The sole practitioner provides psychiatric evaluation services and electroconvulsive therapy and treats a variety of mental health conditions such as Adjustment Disorder, Attention Deficit Hyperactivity Disorder, Autism, Bipolar Disorder, Delusional Disorder, Dysthymia, Cyclothymia, and Eating Disorders.
They stated that the scale could be useful in searching for rapid-cycling BB, cyclothymia, seasonal mood disorder and manic and/or mixed states triggered by antidepressants because it was able to evaluate both manic and depressive symptoms simultaneously ISS is composed of 15 items, while four subscales emerged as a result of factor analyses: activation, depression index, perceived conflict, and well-being.
Suffice to mention, anti-impulsivity, anti-suicidality, anti-aggressivity, dual diagnosis, schizo-affective, augmentation in unipolar depression, cyclothymia, cycloid psychosis, Klein–Levine syndrome, borderline personality, clozapine-induced neutropenia, augmentation in schizophrenia, psychogenic polydipsia, just to name few.
The hypomanic episode is also attested, as well as cyclothymia and mixed states.
Dissociative experiences differentiate bipolar-II from unipolar depressed patients: the mediating role of cyclothymia and the Type A behaviour speed and impatience subscale.
Making the distinction between bipolar disorder and DMDD becomes even more complex in the situation of "other specified bipolar and related disorders," which allows for short or subsyndromal hypomanic episodes with major depression, hypomania without depression, or short-duration cyclothymia.
The highs of cyclothymia are characterized by symptoms of an elevated mood (hypomanic symptoms), which resemble those of mania but are less severe.
Jamison actually uses this point to illustrate the close relationship between manic depression and the artistic temperament, and to argue that while the illness can be seasonal (circadian), one-third of those with cyclothymia "eventually [develop] full syndromal depression, hypomania, or mania" (15).
Biographies by David Brun-Lambert and Sylvia Hampton can only speculate about chemical imbalances, schizophrenia, cyclothymia, and manic depression, all underscored by Simone's inclination to skip daily meds.
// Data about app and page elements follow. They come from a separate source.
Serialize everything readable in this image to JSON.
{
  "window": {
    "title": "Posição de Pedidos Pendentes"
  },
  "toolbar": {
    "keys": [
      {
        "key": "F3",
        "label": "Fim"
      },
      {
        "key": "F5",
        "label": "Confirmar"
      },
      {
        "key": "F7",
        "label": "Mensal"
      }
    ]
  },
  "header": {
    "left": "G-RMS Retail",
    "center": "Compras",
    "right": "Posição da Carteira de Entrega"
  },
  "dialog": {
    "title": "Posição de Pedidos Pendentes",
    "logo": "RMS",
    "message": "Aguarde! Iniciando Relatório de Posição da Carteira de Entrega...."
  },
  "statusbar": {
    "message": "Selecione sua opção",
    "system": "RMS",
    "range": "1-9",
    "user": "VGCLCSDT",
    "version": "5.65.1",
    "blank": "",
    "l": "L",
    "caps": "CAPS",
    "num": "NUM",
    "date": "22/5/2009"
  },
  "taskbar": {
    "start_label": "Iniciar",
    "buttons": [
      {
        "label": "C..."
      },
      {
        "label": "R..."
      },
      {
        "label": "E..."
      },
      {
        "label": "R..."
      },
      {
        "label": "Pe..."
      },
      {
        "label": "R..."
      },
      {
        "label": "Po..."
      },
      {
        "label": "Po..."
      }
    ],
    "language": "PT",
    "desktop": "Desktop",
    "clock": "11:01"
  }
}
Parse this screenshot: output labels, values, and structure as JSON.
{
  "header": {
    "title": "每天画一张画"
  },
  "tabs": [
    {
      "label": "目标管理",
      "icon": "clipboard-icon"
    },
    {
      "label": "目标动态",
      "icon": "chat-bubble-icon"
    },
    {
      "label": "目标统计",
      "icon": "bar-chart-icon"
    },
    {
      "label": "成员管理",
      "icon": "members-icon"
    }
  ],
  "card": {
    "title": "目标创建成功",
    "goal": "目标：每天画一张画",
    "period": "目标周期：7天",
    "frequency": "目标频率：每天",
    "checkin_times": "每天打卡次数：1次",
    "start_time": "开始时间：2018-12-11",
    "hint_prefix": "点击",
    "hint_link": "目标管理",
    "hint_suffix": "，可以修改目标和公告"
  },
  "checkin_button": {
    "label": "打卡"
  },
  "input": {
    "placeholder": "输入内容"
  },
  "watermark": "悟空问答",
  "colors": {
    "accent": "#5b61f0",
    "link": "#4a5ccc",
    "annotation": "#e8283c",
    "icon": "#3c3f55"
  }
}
5 These concepts were developed by the German psychiatrist Emil Kraepelin (1856-1926) who, using Kahlbaum's concept of cyclothymia, categorised and studied the natural course of untreated bipolar patients.